Beyond its employees, a tow truck company’s most valuable assets are its fleet of vehicles. It’s imperative that they are not only well maintained, kept in good repair, and presentable, they also need to be protected from theft and loss. Again, technology makes this easy by way of electronic record keeping and vehicle tracking.
Federal law requires tow truck companies to maintain records of all the vehicles within their fleet that have been in service for 30 days or more. Those records have to be made available to inspectors during a DOT audit, or when an incident occurs and the records are requested by authorities.
Company number, vehicle make, model, serial number, and other identifying information must be recorded for every tow truck within the fleet.
Records of each fleet vehicle must be kept where the truck is garaged for one year while it is in service.
If a vehicle is discarded, or taken out of service, records must be kept for 6 months after it has left the carrier’s possession.
Inspection records, both pre- and post-trip, along with periodic inspection reports must be documented and filed for each vehicle.
Maintenance on fleet vehicles also has to be documented including information such as the date of the maintenance procedure, problems noted, and any repairs that are made.
A functioning tow truck is a valuable piece of equipment, both for the company who owns it and for potential thieves. When a truck is parked in the lot, or left outside a truck stop or at a rest area, it’s vulnerable. Tracking the movement of a tow truck during its routine operations not only helps prevent theft, but it also helps keep better tabs on drivers and improves productivity.
GPS tracking ensures fleet managers know where all of their vehicles are at any given time, identifying any that are idle. They can then dispatch the closest vehicle to a customer, improving productivity.
Tracking also gives dispatchers and managers insight into driver behaviors, allowing them to correct bad habits, improve safety, and ensure efficiency.
Only about 25% of stolen commercial vehicles are ever returned. If a vehicle is stolen, GPS tracking can be shared with authorities, increasing the odds of the vehicle being found and put back in service.
GPS tracking, along with electronic logging devices (ELDs) ensure that drivers are maintaining accurate hours of service and mileage records as required by law.
Regulatory compliance and fleet vehicle maintenance are both vital to a tow truck company’s operations. Failure to comply with the DOT’s regulations can result in huge fines, penalties, lost productivity, and may even cost the company their ability to operate. Record keeping is an essential part of compliance and records have to be maintained for every driver, vehicle, and activity the company undertakes.
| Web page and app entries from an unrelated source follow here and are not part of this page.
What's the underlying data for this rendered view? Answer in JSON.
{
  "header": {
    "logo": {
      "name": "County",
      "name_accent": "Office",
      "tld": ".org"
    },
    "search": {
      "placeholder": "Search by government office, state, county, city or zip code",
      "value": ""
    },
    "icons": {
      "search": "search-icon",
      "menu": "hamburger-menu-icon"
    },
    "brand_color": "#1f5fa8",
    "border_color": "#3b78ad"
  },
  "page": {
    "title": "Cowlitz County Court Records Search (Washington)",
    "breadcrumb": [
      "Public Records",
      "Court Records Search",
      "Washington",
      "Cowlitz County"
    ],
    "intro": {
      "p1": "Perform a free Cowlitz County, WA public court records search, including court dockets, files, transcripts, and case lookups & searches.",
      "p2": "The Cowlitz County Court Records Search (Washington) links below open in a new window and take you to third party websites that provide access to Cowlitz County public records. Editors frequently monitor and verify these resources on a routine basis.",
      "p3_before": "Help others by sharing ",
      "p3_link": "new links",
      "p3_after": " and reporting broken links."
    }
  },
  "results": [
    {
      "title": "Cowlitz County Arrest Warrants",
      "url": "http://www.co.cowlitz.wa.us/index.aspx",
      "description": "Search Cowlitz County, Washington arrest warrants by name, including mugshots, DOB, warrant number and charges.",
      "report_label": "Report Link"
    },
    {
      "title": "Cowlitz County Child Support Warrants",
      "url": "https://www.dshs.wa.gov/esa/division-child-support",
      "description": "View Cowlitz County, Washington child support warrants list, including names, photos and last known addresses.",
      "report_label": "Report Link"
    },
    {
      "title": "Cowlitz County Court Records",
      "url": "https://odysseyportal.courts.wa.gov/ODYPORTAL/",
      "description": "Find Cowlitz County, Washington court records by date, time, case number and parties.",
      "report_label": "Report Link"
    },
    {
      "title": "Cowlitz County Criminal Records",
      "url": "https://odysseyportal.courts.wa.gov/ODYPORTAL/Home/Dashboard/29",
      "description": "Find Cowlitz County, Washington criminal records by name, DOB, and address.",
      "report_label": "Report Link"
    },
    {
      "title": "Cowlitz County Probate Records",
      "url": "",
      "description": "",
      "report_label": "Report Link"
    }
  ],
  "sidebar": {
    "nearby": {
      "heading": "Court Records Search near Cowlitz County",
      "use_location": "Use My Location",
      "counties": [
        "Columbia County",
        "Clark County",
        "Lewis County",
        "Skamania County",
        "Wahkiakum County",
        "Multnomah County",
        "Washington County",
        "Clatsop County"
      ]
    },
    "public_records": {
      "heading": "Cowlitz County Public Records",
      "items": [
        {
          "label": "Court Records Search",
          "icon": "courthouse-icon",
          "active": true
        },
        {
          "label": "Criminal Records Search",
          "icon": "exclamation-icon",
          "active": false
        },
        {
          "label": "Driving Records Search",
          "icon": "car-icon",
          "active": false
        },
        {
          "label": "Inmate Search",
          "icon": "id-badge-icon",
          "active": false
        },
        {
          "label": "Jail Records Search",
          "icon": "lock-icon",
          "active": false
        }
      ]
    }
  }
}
Likewise, they are under obligation to properly maintain their fleet vehicles to ensure they’re safe to operate on the roadways.
Navigating the complex world of DOT compliance and fleet vehicle maintenance requirements can be a daunting task. You don’t have to go it alone, though.
Contact Whip Around online, or give us a call at +1 (704) 912-5593. Our friendly team will be happy to answer your questions, provide you with quick demos of our services, and we even offer free on-boarding so you can get on the road to success.